While it is always important to address specific issues that a client brings to the mat, it is equally important to practice mindfulness for the well being of your client, to trust in the knowledge of the Father Doctor and to respect the lineage from which this energetic healing has been passed down through generations. “The true practice of the art of healing – be it nuad boran (Traditional Thai Massage) or any other type of medicine – is in the compassionate intent of the healer.”11
1 Vlach, Stephanie
2 McPeck, Christopher
3 Christman, John Ph.D (right rounded 73%, left rounded 66%)
4 International Chiropracters Association
5 Vlach, Stephanie

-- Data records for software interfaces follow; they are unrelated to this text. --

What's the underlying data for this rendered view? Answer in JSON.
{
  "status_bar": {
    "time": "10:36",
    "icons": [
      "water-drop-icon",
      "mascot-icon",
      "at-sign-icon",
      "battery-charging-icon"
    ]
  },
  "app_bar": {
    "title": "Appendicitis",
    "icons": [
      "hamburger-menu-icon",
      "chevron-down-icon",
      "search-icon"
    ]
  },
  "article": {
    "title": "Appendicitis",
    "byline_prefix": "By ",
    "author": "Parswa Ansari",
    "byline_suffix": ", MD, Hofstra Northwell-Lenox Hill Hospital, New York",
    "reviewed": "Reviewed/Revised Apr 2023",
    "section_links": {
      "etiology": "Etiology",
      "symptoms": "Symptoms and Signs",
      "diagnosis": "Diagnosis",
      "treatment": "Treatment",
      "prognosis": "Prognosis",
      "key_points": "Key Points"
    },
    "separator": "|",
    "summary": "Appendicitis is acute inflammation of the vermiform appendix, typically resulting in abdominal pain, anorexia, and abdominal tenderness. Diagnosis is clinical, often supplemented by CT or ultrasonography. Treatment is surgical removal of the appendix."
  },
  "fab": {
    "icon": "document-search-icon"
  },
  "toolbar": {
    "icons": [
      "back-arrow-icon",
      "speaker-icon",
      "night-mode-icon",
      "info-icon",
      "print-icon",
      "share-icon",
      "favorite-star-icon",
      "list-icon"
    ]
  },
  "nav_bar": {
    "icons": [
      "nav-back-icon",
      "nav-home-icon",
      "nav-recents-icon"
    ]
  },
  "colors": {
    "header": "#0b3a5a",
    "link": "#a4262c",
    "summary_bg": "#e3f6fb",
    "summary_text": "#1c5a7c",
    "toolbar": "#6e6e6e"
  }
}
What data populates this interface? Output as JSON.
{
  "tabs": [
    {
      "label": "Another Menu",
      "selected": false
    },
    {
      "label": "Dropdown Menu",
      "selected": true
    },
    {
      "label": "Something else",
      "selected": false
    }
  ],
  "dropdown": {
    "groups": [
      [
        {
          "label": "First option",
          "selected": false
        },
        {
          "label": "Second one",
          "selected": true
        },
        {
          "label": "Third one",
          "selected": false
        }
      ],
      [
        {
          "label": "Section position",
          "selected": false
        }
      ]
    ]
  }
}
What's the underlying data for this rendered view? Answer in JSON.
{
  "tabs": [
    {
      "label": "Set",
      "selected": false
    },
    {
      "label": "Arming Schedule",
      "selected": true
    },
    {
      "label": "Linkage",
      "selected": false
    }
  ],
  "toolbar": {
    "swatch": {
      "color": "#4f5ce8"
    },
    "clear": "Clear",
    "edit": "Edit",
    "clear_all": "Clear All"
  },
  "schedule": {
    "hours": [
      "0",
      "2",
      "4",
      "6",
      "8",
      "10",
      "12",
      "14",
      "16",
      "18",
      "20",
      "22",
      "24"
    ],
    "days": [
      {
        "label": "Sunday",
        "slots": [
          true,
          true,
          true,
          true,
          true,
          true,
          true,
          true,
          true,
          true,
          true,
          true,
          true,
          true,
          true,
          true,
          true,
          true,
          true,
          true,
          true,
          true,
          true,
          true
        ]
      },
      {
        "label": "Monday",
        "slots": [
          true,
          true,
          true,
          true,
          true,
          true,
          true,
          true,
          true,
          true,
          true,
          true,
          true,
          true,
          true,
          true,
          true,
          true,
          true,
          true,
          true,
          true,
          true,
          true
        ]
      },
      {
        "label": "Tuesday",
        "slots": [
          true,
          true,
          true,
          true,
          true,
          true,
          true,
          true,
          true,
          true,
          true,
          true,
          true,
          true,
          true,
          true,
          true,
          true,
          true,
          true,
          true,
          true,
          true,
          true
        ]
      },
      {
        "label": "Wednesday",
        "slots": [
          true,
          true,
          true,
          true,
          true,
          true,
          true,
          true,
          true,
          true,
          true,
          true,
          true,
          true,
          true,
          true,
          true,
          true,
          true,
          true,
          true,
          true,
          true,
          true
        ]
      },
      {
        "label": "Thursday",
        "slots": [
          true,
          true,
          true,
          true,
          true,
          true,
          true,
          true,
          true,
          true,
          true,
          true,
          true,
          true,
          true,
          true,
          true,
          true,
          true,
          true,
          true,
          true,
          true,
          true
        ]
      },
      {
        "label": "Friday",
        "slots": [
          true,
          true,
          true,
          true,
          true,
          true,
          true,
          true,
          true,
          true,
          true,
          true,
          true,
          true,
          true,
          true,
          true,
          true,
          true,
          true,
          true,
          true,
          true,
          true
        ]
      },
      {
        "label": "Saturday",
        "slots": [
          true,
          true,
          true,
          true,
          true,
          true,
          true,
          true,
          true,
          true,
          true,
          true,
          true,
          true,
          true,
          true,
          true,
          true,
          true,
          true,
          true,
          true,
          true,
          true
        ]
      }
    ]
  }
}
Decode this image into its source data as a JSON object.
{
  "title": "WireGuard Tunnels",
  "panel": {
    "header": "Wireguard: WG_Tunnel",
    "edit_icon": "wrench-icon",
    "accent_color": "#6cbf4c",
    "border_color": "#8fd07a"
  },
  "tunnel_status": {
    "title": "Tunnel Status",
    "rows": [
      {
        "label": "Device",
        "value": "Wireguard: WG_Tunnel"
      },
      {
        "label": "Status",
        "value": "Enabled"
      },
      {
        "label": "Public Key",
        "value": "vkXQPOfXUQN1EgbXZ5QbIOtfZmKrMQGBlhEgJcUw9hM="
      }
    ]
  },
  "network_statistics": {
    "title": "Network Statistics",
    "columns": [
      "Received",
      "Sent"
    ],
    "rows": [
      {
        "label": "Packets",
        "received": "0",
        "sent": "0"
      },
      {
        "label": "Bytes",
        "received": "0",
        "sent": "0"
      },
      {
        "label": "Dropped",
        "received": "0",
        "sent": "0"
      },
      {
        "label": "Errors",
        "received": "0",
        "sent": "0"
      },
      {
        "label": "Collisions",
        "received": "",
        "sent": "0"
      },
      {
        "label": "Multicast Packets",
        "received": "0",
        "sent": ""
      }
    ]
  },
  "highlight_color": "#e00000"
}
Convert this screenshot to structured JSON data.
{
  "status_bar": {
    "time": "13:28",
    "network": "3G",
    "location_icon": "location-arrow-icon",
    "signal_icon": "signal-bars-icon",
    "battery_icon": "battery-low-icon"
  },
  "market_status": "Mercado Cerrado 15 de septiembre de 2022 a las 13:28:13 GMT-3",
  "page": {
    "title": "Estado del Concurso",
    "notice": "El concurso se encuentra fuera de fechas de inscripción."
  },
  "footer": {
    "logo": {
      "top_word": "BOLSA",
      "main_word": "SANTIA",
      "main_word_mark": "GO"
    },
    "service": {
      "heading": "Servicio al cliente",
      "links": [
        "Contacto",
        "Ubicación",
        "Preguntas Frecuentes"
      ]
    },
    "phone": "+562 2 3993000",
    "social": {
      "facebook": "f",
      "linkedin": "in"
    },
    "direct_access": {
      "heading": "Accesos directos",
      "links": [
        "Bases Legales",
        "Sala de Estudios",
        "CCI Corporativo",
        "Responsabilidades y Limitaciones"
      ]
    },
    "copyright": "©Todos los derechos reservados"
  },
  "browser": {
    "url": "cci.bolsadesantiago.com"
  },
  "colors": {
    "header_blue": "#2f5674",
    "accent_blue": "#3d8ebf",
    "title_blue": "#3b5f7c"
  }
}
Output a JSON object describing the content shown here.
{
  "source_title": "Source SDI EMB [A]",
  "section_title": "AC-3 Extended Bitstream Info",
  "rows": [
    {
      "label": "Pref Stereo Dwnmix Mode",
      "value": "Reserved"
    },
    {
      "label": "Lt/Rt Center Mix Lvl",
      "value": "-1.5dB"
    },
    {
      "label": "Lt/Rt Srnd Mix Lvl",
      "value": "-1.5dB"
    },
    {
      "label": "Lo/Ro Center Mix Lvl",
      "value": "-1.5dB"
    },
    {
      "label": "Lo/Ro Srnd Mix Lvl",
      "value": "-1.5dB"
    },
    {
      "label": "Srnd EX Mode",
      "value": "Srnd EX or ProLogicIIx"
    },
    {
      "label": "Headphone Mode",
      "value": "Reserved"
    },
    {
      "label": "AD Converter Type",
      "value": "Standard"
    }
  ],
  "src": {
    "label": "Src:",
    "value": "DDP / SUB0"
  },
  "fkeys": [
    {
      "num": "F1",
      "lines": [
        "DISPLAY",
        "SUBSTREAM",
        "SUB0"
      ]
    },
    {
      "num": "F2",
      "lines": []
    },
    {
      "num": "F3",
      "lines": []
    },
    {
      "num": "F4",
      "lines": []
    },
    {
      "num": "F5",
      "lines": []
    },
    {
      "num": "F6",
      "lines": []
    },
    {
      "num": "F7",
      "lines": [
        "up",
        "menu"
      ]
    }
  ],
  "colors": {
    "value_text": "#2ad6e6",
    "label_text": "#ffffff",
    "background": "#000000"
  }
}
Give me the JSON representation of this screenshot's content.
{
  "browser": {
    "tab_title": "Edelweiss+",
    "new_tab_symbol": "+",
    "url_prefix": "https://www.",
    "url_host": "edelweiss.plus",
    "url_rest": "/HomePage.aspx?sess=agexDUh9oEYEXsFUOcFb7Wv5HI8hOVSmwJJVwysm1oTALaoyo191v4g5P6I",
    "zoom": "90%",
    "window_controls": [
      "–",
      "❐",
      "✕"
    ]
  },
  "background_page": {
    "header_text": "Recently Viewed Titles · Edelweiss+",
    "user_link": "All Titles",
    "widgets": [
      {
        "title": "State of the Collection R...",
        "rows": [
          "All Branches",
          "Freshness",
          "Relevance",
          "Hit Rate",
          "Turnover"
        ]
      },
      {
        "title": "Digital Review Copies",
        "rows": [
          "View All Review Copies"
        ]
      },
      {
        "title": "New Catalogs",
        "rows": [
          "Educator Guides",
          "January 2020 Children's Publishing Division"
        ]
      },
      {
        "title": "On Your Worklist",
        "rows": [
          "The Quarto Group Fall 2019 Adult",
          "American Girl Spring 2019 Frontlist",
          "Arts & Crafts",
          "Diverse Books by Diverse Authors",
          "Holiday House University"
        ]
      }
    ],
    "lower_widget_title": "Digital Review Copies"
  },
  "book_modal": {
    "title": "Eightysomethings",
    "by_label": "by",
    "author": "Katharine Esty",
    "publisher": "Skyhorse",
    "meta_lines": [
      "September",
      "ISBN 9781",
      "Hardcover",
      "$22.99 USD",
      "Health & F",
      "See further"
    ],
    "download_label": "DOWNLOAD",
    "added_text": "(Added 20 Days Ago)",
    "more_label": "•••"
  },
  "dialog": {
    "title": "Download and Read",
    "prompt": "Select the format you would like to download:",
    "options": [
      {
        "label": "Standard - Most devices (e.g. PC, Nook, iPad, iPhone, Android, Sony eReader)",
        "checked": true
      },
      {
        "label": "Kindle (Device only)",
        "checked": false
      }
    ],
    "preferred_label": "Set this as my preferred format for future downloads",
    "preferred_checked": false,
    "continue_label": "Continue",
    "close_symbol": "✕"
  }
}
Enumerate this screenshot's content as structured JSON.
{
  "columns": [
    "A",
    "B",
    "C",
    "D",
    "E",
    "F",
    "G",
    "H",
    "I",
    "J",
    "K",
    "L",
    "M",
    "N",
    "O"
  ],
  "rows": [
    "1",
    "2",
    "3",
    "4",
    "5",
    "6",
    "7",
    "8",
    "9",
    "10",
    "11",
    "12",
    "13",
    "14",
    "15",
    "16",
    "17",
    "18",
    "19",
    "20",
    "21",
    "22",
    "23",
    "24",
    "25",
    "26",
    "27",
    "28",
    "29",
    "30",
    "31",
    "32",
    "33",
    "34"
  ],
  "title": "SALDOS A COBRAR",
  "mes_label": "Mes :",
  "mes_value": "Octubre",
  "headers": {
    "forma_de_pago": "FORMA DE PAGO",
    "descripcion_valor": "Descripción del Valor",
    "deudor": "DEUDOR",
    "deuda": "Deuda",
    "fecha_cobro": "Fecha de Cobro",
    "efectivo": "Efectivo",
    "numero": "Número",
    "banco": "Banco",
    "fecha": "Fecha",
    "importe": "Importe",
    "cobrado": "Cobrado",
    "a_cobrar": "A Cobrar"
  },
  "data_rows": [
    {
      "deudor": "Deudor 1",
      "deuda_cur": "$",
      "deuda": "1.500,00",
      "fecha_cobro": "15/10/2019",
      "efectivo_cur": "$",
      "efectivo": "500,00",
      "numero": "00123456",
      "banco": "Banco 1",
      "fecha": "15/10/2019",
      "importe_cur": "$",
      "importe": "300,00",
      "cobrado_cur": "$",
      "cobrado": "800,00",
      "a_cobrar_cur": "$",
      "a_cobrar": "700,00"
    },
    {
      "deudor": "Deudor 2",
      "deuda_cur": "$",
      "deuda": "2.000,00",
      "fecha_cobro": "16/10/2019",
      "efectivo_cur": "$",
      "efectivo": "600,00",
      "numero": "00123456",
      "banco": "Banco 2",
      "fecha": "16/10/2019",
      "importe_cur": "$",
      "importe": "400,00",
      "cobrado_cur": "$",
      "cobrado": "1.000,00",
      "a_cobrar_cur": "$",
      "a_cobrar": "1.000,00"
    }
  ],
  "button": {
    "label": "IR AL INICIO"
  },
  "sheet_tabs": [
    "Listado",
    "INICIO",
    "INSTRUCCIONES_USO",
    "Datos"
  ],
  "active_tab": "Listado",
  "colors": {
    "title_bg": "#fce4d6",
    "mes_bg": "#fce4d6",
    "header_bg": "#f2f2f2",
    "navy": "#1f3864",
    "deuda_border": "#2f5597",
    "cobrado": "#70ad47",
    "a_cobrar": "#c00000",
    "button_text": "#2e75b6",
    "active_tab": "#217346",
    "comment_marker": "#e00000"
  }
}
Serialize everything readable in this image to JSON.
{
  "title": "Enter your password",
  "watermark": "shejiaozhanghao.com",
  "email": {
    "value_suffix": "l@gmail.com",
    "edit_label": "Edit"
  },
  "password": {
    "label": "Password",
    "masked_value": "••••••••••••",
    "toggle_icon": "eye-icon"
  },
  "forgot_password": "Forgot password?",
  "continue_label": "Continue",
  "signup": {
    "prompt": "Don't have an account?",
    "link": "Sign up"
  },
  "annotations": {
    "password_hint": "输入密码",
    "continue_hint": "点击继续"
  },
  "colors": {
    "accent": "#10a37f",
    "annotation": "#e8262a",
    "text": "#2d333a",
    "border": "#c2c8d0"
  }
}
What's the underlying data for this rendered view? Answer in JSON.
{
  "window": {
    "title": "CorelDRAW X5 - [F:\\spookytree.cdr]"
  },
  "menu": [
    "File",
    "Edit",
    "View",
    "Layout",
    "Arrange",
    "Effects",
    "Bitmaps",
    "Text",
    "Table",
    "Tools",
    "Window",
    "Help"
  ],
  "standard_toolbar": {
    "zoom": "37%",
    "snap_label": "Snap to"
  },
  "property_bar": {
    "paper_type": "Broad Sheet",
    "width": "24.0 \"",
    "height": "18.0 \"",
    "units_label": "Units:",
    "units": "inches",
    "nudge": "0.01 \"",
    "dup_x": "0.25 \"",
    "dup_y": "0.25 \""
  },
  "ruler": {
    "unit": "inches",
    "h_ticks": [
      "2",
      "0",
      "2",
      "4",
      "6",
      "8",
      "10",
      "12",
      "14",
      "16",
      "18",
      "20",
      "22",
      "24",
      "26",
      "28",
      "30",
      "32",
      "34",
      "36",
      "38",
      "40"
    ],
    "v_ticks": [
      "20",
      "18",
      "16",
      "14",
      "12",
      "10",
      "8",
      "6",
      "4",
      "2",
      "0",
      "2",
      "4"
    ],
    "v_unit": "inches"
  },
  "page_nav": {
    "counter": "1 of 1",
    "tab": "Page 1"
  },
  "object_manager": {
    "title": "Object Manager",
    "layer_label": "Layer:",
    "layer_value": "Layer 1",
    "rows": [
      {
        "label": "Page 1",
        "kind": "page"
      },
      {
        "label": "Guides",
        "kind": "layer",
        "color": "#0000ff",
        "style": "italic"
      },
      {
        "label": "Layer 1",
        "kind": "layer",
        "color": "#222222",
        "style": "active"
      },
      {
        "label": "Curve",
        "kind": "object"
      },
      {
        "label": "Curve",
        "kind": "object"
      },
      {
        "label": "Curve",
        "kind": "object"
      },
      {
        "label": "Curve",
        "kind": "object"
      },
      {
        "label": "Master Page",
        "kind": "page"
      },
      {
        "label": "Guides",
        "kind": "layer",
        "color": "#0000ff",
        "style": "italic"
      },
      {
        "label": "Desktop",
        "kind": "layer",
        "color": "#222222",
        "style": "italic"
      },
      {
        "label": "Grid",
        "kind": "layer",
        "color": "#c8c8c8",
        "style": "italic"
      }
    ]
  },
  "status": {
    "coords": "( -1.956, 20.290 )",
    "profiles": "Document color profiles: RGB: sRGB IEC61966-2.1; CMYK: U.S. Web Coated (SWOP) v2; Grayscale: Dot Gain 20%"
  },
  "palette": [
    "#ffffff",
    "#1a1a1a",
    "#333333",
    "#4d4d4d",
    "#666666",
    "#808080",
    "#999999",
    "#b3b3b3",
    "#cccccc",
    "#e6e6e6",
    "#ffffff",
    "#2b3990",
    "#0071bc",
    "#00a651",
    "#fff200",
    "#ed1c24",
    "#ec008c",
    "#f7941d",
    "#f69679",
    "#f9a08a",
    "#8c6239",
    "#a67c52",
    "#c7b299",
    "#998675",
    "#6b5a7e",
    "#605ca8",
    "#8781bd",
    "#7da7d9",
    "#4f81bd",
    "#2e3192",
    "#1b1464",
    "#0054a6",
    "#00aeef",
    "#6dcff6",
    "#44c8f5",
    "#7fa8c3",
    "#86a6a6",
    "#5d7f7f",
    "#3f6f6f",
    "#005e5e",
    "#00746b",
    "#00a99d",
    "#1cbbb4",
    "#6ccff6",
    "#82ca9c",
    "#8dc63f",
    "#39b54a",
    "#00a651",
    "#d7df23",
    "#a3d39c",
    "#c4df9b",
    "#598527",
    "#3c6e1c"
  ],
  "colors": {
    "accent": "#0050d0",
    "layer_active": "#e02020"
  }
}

6 Vlach, Stephanie 7Apfelbaum, Ananda, pg 45
8 Salguero, C. Pierce
9 Salguero, C. Pierce
11Salguero, C. Pierce
Apfelbaum, Ananda. Thai Massage: Sacred Bodywork. New York: Penguin Group, Inc, 2004, pgs. 39-45.
Christman, John Ph.D. “The Prevention of Posture Related Problems in Orthodontists, Their Staff, and Their Patients.” Presentation at III Barcelona Orthodontic Meeting 13- 15 March 2003.
Gray, Henry F.R.S.. Gray’s Anatomy. New York: Barnes & Noble Books, 1995, pp. 222 – 226, 356 – 360.
International Chiropracters Association. “Perfect Posture Guide.” [online] Available http;//www.chiropractic.org/chiroinfo/posture.htm
Salguero, Pierce. Encyclopedia of Thai Massage. Scotland: Findhorn Press, 2004, pp.177 – 189
Vlach, Stephanie M.S.. “Stand up for Health.” [online] Available http://www.honoluluclub.com/pulse.php?ID=26
McPeck, Christopher. “The Cause of Internet and TV Addiction.” [online] Available http://www.causeof.org/posture.htm
Note: The information presented in this article is in no way intended to be used as a tool for diagnosis and or treatment. It is meant only to compare Eastern and Western approaches to a specific physical condition.